Activity:
Write out each line of the entries below that holds the word "accent".

START Record set

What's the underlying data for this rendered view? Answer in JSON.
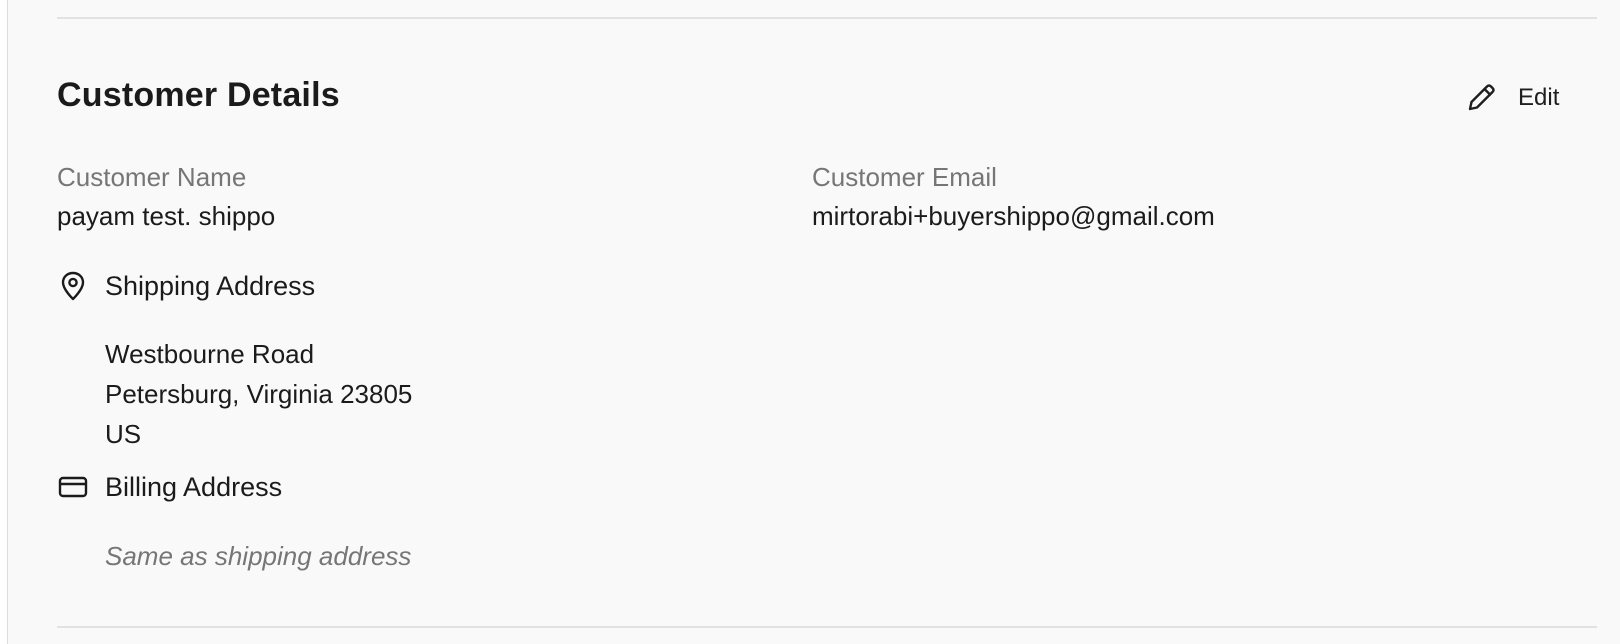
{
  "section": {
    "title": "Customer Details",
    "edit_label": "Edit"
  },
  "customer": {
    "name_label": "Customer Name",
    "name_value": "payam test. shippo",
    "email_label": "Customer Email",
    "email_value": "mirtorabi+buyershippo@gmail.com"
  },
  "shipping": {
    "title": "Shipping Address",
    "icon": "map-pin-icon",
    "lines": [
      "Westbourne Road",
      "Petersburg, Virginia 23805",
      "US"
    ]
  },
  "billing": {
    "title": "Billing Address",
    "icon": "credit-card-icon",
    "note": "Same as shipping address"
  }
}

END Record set
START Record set

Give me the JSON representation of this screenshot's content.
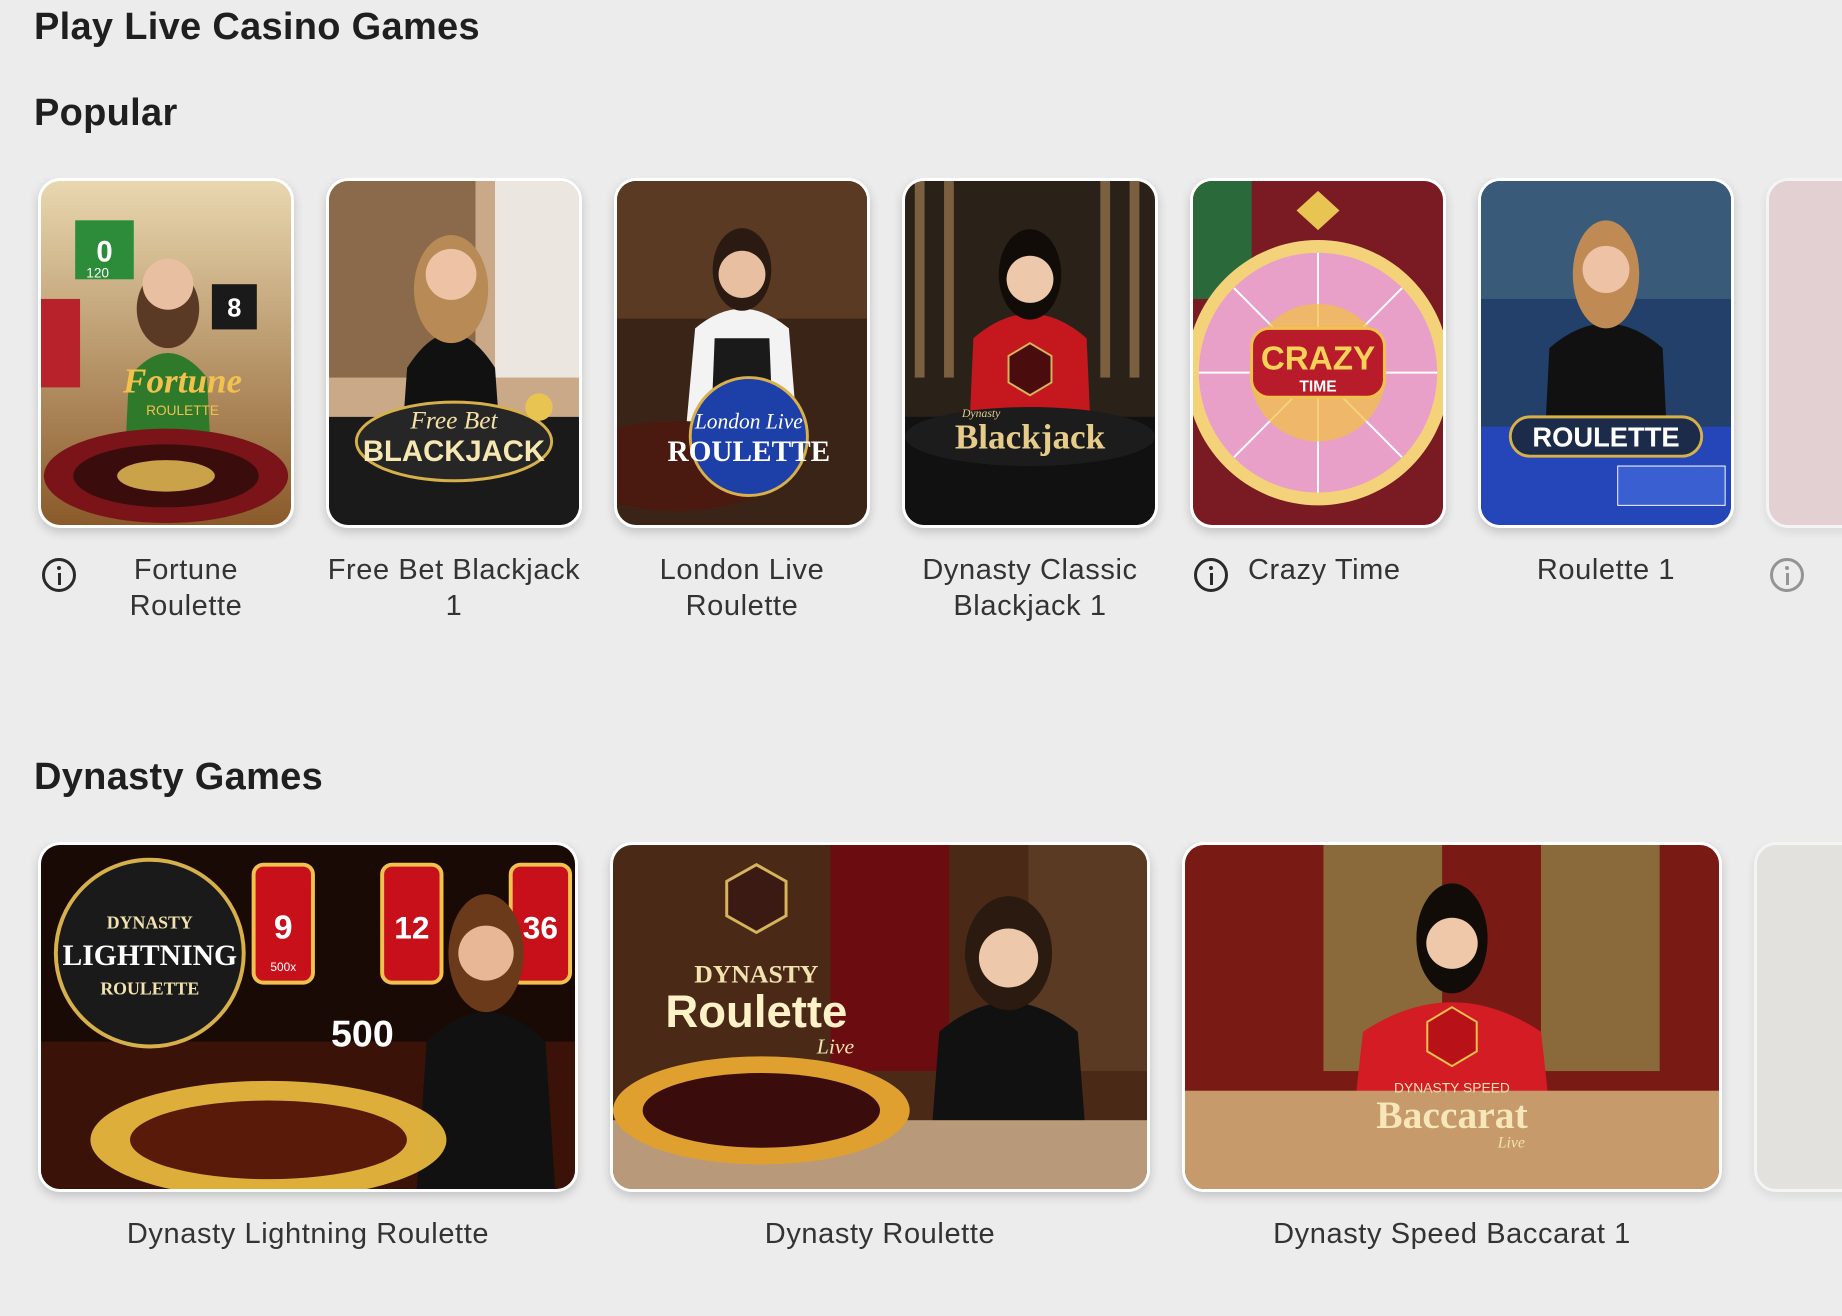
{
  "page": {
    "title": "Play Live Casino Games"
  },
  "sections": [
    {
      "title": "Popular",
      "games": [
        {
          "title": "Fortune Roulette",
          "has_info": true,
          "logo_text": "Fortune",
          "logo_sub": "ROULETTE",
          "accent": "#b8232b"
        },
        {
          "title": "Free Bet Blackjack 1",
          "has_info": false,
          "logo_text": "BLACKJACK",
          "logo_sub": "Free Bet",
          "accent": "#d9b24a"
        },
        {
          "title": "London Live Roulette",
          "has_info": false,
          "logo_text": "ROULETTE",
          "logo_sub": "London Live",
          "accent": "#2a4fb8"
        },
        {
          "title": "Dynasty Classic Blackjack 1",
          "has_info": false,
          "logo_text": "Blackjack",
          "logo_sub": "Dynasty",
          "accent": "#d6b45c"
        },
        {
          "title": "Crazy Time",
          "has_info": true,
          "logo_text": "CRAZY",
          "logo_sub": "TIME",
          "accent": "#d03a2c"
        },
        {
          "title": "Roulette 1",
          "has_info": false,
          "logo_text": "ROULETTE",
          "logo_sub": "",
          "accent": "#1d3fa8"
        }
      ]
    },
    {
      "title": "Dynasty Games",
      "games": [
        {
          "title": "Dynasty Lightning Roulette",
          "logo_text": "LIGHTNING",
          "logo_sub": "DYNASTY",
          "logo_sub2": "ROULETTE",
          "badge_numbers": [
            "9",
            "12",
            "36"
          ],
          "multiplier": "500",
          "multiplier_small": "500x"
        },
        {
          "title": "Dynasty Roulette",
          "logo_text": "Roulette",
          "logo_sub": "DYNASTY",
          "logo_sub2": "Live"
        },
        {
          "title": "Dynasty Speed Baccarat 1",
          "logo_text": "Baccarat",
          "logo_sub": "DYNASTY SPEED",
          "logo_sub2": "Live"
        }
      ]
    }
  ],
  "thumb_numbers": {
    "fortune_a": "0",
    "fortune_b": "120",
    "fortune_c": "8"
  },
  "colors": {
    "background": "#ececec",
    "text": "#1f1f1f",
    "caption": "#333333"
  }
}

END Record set

Solution to the problem:
          "accent": "#b8232b"
          "accent": "#d9b24a"
          "accent": "#2a4fb8"
          "accent": "#d6b45c"
          "accent": "#d03a2c"
          "accent": "#1d3fa8"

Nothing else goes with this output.